(Beginning of Materials provided)
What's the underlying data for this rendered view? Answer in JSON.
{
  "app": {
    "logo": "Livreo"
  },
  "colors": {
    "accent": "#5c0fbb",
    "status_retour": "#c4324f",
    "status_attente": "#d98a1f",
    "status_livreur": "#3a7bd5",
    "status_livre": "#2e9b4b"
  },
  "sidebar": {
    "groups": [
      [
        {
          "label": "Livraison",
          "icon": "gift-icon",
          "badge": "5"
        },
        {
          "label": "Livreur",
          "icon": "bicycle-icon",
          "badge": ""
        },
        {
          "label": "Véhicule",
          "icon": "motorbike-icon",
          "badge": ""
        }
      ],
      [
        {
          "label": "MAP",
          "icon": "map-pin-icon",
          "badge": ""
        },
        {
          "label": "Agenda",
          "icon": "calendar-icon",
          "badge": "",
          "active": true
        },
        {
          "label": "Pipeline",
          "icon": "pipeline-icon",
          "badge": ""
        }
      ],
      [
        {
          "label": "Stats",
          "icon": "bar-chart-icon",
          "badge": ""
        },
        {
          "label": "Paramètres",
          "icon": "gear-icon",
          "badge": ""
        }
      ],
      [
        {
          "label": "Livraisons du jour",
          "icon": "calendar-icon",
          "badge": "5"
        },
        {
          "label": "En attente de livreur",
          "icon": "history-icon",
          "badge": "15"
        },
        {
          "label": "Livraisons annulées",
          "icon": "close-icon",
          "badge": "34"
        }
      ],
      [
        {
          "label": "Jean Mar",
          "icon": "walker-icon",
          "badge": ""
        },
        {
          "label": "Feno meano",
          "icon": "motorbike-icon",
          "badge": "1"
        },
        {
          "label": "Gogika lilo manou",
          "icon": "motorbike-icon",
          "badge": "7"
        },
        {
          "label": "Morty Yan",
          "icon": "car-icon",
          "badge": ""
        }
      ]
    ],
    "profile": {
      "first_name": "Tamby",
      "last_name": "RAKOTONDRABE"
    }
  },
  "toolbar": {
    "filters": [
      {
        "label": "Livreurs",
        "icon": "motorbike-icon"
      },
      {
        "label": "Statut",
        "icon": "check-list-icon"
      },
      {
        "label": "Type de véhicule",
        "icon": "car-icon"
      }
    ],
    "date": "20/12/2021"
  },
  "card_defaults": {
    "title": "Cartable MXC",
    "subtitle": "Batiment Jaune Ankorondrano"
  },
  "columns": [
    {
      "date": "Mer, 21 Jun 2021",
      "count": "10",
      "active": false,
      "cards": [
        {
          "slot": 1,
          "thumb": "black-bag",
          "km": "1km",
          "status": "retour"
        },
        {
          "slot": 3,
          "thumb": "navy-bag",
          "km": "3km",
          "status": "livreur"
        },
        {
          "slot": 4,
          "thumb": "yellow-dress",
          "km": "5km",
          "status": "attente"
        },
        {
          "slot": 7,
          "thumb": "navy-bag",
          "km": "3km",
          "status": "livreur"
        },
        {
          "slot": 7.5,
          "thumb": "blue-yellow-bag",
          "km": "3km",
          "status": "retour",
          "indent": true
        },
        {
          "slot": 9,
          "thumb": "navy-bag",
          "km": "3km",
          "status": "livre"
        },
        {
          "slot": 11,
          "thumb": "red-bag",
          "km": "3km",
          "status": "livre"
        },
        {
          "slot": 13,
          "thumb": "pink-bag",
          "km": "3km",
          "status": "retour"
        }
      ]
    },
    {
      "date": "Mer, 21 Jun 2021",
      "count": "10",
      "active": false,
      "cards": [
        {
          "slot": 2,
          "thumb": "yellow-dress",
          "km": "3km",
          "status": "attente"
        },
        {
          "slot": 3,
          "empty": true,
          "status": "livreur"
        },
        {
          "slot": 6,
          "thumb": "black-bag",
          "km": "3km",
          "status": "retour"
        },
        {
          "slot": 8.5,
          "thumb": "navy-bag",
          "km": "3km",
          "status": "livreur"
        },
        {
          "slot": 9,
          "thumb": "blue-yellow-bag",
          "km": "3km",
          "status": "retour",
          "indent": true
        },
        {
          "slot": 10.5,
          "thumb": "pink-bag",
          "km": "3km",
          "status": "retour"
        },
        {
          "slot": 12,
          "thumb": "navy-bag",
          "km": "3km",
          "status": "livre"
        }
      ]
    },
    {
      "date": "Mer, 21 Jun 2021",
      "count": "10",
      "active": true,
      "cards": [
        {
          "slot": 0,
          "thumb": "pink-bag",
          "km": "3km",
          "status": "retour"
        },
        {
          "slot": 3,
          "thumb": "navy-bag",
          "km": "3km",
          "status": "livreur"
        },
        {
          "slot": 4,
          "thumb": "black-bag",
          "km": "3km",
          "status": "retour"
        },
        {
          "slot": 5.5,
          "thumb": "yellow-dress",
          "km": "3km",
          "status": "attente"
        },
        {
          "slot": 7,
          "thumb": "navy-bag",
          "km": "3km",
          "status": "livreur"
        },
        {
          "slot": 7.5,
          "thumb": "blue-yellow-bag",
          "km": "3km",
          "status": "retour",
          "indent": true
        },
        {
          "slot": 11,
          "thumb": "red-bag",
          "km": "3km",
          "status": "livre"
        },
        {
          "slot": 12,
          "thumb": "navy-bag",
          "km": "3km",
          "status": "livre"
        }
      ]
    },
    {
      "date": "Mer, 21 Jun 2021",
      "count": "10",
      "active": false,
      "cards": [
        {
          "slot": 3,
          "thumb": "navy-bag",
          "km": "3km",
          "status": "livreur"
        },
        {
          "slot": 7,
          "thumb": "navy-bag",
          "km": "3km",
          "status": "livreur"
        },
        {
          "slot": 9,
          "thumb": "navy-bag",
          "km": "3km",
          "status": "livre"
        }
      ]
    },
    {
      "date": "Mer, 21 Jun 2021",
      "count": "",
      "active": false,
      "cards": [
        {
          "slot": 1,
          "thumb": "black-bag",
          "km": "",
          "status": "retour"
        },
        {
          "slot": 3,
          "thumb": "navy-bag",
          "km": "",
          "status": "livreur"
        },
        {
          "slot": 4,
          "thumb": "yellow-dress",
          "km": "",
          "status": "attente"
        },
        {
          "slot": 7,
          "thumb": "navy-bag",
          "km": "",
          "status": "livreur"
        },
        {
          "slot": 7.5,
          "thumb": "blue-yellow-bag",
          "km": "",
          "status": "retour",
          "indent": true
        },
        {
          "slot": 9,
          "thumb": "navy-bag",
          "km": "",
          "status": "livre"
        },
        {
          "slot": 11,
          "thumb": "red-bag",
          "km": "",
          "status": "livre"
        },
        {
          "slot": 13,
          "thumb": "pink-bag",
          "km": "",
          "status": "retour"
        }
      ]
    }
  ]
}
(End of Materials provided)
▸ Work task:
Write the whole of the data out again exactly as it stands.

▸ Written solution:
What's the underlying data for this rendered view? Answer in JSON.
{
  "app": {
    "logo": "Livreo"
  },
  "colors": {
    "accent": "#5c0fbb",
    "status_retour": "#c4324f",
    "status_attente": "#d98a1f",
    "status_livreur": "#3a7bd5",
    "status_livre": "#2e9b4b"
  },
  "sidebar": {
    "groups": [
      [
        {
          "label": "Livraison",
          "icon": "gift-icon",
          "badge": "5"
        },
        {
          "label": "Livreur",
          "icon": "bicycle-icon",
          "badge": ""
        },
        {
          "label": "Véhicule",
          "icon": "motorbike-icon",
          "badge": ""
        }
      ],
      [
        {
          "label": "MAP",
          "icon": "map-pin-icon",
          "badge": ""
        },
        {
          "label": "Agenda",
          "icon": "calendar-icon",
          "badge": "",
          "active": true
        },
        {
          "label": "Pipeline",
          "icon": "pipeline-icon",
          "badge": ""
        }
      ],
      [
        {
          "label": "Stats",
          "icon": "bar-chart-icon",
          "badge": ""
        },
        {
          "label": "Paramètres",
          "icon": "gear-icon",
          "badge": ""
        }
      ],
      [
        {
          "label": "Livraisons du jour",
          "icon": "calendar-icon",
          "badge": "5"
        },
        {
          "label": "En attente de livreur",
          "icon": "history-icon",
          "badge": "15"
        },
        {
          "label": "Livraisons annulées",
          "icon": "close-icon",
          "badge": "34"
        }
      ],
      [
        {
          "label": "Jean Mar",
          "icon": "walker-icon",
          "badge": ""
        },
        {
          "label": "Feno meano",
          "icon": "motorbike-icon",
          "badge": "1"
        },
        {
          "label": "Gogika lilo manou",
          "icon": "motorbike-icon",
          "badge": "7"
        },
        {
          "label": "Morty Yan",
          "icon": "car-icon",
          "badge": ""
        }
      ]
    ],
    "profile": {
      "first_name": "Tamby",
      "last_name": "RAKOTONDRABE"
    }
  },
  "toolbar": {
    "filters": [
      {
        "label": "Livreurs",
        "icon": "motorbike-icon"
      },
      {
        "label": "Statut",
        "icon": "check-list-icon"
      },
      {
        "label": "Type de véhicule",
        "icon": "car-icon"
      }
    ],
    "date": "20/12/2021"
  },
  "card_defaults": {
    "title": "Cartable MXC",
    "subtitle": "Batiment Jaune Ankorondrano"
  },
  "columns": [
    {
      "date": "Mer, 21 Jun 2021",
      "count": "10",
      "active": false,
      "cards": [
        {
          "slot": 1,
          "thumb": "black-bag",
          "km": "1km",
          "status": "retour"
        },
        {
          "slot": 3,
          "thumb": "navy-bag",
          "km": "3km",
          "status": "livreur"
        },
        {
          "slot": 4,
          "thumb": "yellow-dress",
          "km": "5km",
          "status": "attente"
        },
        {
          "slot": 7,
          "thumb": "navy-bag",
          "km": "3km",
          "status": "livreur"
        },
        {
          "slot": 7.5,
          "thumb": "blue-yellow-bag",
          "km": "3km",
          "status": "retour",
          "indent": true
        },
        {
          "slot": 9,
          "thumb": "navy-bag",
          "km": "3km",
          "status": "livre"
        },
        {
          "slot": 11,
          "thumb": "red-bag",
          "km": "3km",
          "status": "livre"
        },
        {
          "slot": 13,
          "thumb": "pink-bag",
          "km": "3km",
          "status": "retour"
        }
      ]
    },
    {
      "date": "Mer, 21 Jun 2021",
      "count": "10",
      "active": false,
      "cards": [
        {
          "slot": 2,
          "thumb": "yellow-dress",
          "km": "3km",
          "status": "attente"
        },
        {
          "slot": 3,
          "empty": true,
          "status": "livreur"
        },
        {
          "slot": 6,
          "thumb": "black-bag",
          "km": "3km",
          "status": "retour"
        },
        {
          "slot": 8.5,
          "thumb": "navy-bag",
          "km": "3km",
          "status": "livreur"
        },
        {
          "slot": 9,
          "thumb": "blue-yellow-bag",
          "km": "3km",
          "status": "retour",
          "indent": true
        },
        {
          "slot": 10.5,
          "thumb": "pink-bag",
          "km": "3km",
          "status": "retour"
        },
        {
          "slot": 12,
          "thumb": "navy-bag",
          "km": "3km",
          "status": "livre"
        }
      ]
    },
    {
      "date": "Mer, 21 Jun 2021",
      "count": "10",
      "active": true,
      "cards": [
        {
          "slot": 0,
          "thumb": "pink-bag",
          "km": "3km",
          "status": "retour"
        },
        {
          "slot": 3,
          "thumb": "navy-bag",
          "km": "3km",
          "status": "livreur"
        },
        {
          "slot": 4,
          "thumb": "black-bag",
          "km": "3km",
          "status": "retour"
        },
        {
          "slot": 5.5,
          "thumb": "yellow-dress",
          "km": "3km",
          "status": "attente"
        },
        {
          "slot": 7,
          "thumb": "navy-bag",
          "km": "3km",
          "status": "livreur"
        },
        {
          "slot": 7.5,
          "thumb": "blue-yellow-bag",
          "km": "3km",
          "status": "retour",
          "indent": true
        },
        {
          "slot": 11,
          "thumb": "red-bag",
          "km": "3km",
          "status": "livre"
        },
        {
          "slot": 12,
          "thumb": "navy-bag",
          "km": "3km",
          "status": "livre"
        }
      ]
    },
    {
      "date": "Mer, 21 Jun 2021",
      "count": "10",
      "active": false,
      "cards": [
        {
          "slot": 3,
          "thumb": "navy-bag",
          "km": "3km",
          "status": "livreur"
        },
        {
          "slot": 7,
          "thumb": "navy-bag",
          "km": "3km",
          "status": "livreur"
        },
        {
          "slot": 9,
          "thumb": "navy-bag",
          "km": "3km",
          "status": "livre"
        }
      ]
    },
    {
      "date": "Mer, 21 Jun 2021",
      "count": "",
      "active": false,
      "cards": [
        {
          "slot": 1,
          "thumb": "black-bag",
          "km": "",
          "status": "retour"
        },
        {
          "slot": 3,
          "thumb": "navy-bag",
          "km": "",
          "status": "livreur"
        },
        {
          "slot": 4,
          "thumb": "yellow-dress",
          "km": "",
          "status": "attente"
        },
        {
          "slot": 7,
          "thumb": "navy-bag",
          "km": "",
          "status": "livreur"
        },
        {
          "slot": 7.5,
          "thumb": "blue-yellow-bag",
          "km": "",
          "status": "retour",
          "indent": true
        },
        {
          "slot": 9,
          "thumb": "navy-bag",
          "km": "",
          "status": "livre"
        },
        {
          "slot": 11,
          "thumb": "red-bag",
          "km": "",
          "status": "livre"
        },
        {
          "slot": 13,
          "thumb": "pink-bag",
          "km": "",
          "status": "retour"
        }
      ]
    }
  ]
}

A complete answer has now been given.